Sydney to Auckland to Santiago de Chile
No one I know tries to catch an earlier flight by just lining up for it. I inadvertently did, trying to leave Santiago de Chile early, thinking time had passed quickly. It hadn’t!
And once in the air again, you get a challenging customs form for Peru. For example the green bit both allows and disallows two phones per person aged over 7. Thank heavens my large phone is really a photo phone 😇, not a phone. I thought the oddity was just spanglish. No, the woman next to me had the Spanish version and she also found it unduly complex 🤔. Not to worry as I didn’t see anyone checked for their green form entries. Lots of drug dogs in the crowds and on the luggage but you get to keep your completed customs form. 🤗
The line to passport control coming into Perú started for me at 22:40. Snaked around and around, well out beyond the many roped barriers. No visible controllers just hundreds of people, hundreds. All behaving very nicely though. Ah yes, as the locals tell you, it’s Peru! And how long did it take to get through? Ages. Forgot to check.
And then an airport hotel in Lima, an impersonal place, functional and convenient until a late morning flight to Cusco the next day.
Taxi to airbnb apartment. Always a bit nerve racking as photos never capture the liveability of an apartment you’ve seen only in a few pictures. My landlady eventually opened the small inner entrance door (not made for una australiana alta). She had sent a taxi for me but hadn’t said so I guess it had a long wait as I caught one anyhow.
The apartment generally looks like the photos but doesn’t show it’s the underneath house filled in: cold and with unusable high windows but with a saving grace. The entrance is a double door that opens to the courtyard, sunny and warm in the afternoon. And with a resident dog. He threatened to bite me when I was alone but has since decided I live here too now.
Another saving grace is the landlady, Erika, and her mother and brother. She took me to get SIM cards yesterday, a noble action as it’s not easy, then to a money changer with better rates and a different supermarket.
Ah yes, SIM cards here: go to a shop selling SIM cards. They sent us to the main office as they can’t serve a gringa, a foreigner. Ok. Once at the main shop, state your need, get a ticket. Wait with the many others. When called, restate your need to the counter person and hand over your passport. Take the ticket to the payment person and restate your need. Go back to last counter as something not validated. Then back to payments.

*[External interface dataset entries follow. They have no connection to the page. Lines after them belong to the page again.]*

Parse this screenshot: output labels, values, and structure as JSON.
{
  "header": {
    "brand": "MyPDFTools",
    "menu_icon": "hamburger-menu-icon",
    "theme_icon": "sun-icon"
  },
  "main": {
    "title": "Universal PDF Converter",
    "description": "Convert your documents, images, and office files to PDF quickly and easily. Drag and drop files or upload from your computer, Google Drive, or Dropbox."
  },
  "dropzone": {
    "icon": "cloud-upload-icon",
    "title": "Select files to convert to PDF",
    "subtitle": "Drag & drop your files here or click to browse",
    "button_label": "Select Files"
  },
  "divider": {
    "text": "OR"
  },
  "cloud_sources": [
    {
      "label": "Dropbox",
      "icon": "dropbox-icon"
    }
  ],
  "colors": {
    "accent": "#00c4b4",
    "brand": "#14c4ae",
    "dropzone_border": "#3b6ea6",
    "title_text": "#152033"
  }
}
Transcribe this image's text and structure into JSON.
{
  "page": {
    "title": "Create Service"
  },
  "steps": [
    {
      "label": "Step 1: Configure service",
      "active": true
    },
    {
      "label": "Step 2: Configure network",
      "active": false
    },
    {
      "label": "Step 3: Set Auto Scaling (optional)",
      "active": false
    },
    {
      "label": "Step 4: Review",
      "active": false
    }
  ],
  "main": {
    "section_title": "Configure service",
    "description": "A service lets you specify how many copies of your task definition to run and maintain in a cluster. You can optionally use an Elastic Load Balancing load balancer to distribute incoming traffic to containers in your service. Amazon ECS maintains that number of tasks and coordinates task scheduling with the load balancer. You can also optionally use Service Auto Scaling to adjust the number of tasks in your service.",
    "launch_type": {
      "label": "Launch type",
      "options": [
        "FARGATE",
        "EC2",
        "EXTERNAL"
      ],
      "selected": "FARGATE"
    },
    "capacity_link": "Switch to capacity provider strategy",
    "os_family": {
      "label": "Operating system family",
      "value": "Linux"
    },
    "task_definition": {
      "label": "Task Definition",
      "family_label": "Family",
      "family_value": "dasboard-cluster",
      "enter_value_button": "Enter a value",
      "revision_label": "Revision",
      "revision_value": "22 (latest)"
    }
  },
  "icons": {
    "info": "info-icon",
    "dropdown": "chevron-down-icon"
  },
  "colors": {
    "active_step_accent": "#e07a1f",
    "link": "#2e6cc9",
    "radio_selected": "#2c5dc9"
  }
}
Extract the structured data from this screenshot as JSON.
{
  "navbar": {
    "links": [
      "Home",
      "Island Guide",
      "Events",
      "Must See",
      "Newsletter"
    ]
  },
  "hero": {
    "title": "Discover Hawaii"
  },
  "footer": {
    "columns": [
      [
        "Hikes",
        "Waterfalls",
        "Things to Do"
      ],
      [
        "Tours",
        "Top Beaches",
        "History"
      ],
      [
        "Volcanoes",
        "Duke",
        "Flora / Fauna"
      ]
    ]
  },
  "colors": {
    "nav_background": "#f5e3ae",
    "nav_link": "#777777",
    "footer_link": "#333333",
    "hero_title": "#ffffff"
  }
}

Then back to the counter person. She eventually got the sims and activated both. However, while Erika and I were at the paying counter she did nothing, awaiting our return. So you can see why there are usually many people waiting at the places selling communication plans and sims. Not just here, same in Lima last year where I eventually gave up.
Back to Erika: without her I’d have had to give up. Another good thing is she doesn’t speak english! Her mother, Estella is delightful. A few things were missing from the kitchen and she got them for me in minutes.
Her brother, Juan Carlos, I met when trying to get the shower to work. I didn’t realise the electric shower heater requires a careful balance between water pressure and temperature. Lots of water = cold only. Yes, a likely outcome for a natural grub living in a cold apartment with a shower like that is obvious. Weekends away!
I feel like hell today. Woke to a hangover type headache and to having to decide whether to vomit or not. Back to sleep and eventually opened email to the news a never previously failed bit of plumbing at home wants fixing and my Spanish school in Cusco wanted confirmation and money for next week.
I live at ~5m height above sea. My map app tells me here is 3,415m above sea level. Still, I don’t feel as bad this time as when I was last here, a year ago. And I should be right tomorrow.
Saw my first inti rami parade for this year today. The cutest little kids, all in their respective costumes, dancing and acting their way around two sides of the central plaza. Or niggling each other as they waited for their time in the limelight.